◆ Task directions: What lines of the data below hold "selected"? Show them.

◆ Given data:

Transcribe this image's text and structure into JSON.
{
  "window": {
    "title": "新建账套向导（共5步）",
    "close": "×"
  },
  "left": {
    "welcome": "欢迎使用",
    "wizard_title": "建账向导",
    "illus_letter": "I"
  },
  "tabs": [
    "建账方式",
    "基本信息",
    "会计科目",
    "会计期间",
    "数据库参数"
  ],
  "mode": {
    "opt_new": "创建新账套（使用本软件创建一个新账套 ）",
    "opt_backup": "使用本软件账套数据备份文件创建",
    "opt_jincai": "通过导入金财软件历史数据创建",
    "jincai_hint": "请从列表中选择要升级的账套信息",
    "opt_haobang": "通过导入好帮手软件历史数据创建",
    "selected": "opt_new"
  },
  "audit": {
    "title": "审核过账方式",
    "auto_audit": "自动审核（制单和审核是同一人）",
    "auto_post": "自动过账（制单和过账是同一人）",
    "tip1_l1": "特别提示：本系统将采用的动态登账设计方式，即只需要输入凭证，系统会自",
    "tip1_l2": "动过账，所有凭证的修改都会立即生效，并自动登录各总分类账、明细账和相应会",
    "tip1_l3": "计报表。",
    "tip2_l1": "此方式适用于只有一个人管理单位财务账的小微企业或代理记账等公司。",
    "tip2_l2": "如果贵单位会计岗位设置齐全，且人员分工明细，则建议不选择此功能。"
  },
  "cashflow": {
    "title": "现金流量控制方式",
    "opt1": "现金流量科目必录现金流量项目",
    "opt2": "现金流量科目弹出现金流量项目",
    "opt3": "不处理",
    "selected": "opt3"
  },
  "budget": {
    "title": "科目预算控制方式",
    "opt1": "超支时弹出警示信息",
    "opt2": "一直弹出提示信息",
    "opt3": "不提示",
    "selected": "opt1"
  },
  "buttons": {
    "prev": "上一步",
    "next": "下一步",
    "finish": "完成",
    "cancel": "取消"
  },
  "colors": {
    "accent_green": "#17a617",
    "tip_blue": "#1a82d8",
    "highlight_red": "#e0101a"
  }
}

◆ Reply:
    "selected": "opt_new"
    "selected": "opt3"
    "selected": "opt1"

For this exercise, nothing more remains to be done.